What you are asked to do: Could you print all the entries exactly?

Record set:

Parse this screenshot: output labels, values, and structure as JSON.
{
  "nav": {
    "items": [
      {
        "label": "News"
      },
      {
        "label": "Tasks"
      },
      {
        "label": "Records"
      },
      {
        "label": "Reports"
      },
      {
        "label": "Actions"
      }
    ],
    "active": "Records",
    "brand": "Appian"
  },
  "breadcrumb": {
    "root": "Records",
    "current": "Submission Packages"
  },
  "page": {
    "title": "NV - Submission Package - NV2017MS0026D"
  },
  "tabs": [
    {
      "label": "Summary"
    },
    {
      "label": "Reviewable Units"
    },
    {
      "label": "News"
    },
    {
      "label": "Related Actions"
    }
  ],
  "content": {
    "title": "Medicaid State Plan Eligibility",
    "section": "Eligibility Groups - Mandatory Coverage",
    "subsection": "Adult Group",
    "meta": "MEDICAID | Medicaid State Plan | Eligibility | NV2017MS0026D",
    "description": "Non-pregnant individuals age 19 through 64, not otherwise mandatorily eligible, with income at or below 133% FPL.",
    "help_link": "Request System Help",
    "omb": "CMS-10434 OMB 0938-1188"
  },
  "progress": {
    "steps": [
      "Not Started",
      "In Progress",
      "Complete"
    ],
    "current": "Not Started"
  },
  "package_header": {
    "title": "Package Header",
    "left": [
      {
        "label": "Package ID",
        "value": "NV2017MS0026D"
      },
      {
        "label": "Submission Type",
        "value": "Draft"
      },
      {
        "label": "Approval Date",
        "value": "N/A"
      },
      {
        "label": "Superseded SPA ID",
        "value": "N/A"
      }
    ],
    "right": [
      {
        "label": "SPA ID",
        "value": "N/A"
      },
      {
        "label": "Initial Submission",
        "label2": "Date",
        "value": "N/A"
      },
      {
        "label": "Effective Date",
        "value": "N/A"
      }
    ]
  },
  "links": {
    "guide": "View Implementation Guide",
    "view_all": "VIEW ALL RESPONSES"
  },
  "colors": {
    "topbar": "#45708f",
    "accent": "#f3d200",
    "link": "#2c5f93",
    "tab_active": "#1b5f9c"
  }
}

Response to this exercise:
Parse this screenshot: output labels, values, and structure as JSON.
{
  "nav": {
    "items": [
      {
        "label": "News"
      },
      {
        "label": "Tasks"
      },
      {
        "label": "Records"
      },
      {
        "label": "Reports"
      },
      {
        "label": "Actions"
      }
    ],
    "active": "Records",
    "brand": "Appian"
  },
  "breadcrumb": {
    "root": "Records",
    "current": "Submission Packages"
  },
  "page": {
    "title": "NV - Submission Package - NV2017MS0026D"
  },
  "tabs": [
    {
      "label": "Summary"
    },
    {
      "label": "Reviewable Units"
    },
    {
      "label": "News"
    },
    {
      "label": "Related Actions"
    }
  ],
  "content": {
    "title": "Medicaid State Plan Eligibility",
    "section": "Eligibility Groups - Mandatory Coverage",
    "subsection": "Adult Group",
    "meta": "MEDICAID | Medicaid State Plan | Eligibility | NV2017MS0026D",
    "description": "Non-pregnant individuals age 19 through 64, not otherwise mandatorily eligible, with income at or below 133% FPL.",
    "help_link": "Request System Help",
    "omb": "CMS-10434 OMB 0938-1188"
  },
  "progress": {
    "steps": [
      "Not Started",
      "In Progress",
      "Complete"
    ],
    "current": "Not Started"
  },
  "package_header": {
    "title": "Package Header",
    "left": [
      {
        "label": "Package ID",
        "value": "NV2017MS0026D"
      },
      {
        "label": "Submission Type",
        "value": "Draft"
      },
      {
        "label": "Approval Date",
        "value": "N/A"
      },
      {
        "label": "Superseded SPA ID",
        "value": "N/A"
      }
    ],
    "right": [
      {
        "label": "SPA ID",
        "value": "N/A"
      },
      {
        "label": "Initial Submission",
        "label2": "Date",
        "value": "N/A"
      },
      {
        "label": "Effective Date",
        "value": "N/A"
      }
    ]
  },
  "links": {
    "guide": "View Implementation Guide",
    "view_all": "VIEW ALL RESPONSES"
  },
  "colors": {
    "topbar": "#45708f",
    "accent": "#f3d200",
    "link": "#2c5f93",
    "tab_active": "#1b5f9c"
  }
}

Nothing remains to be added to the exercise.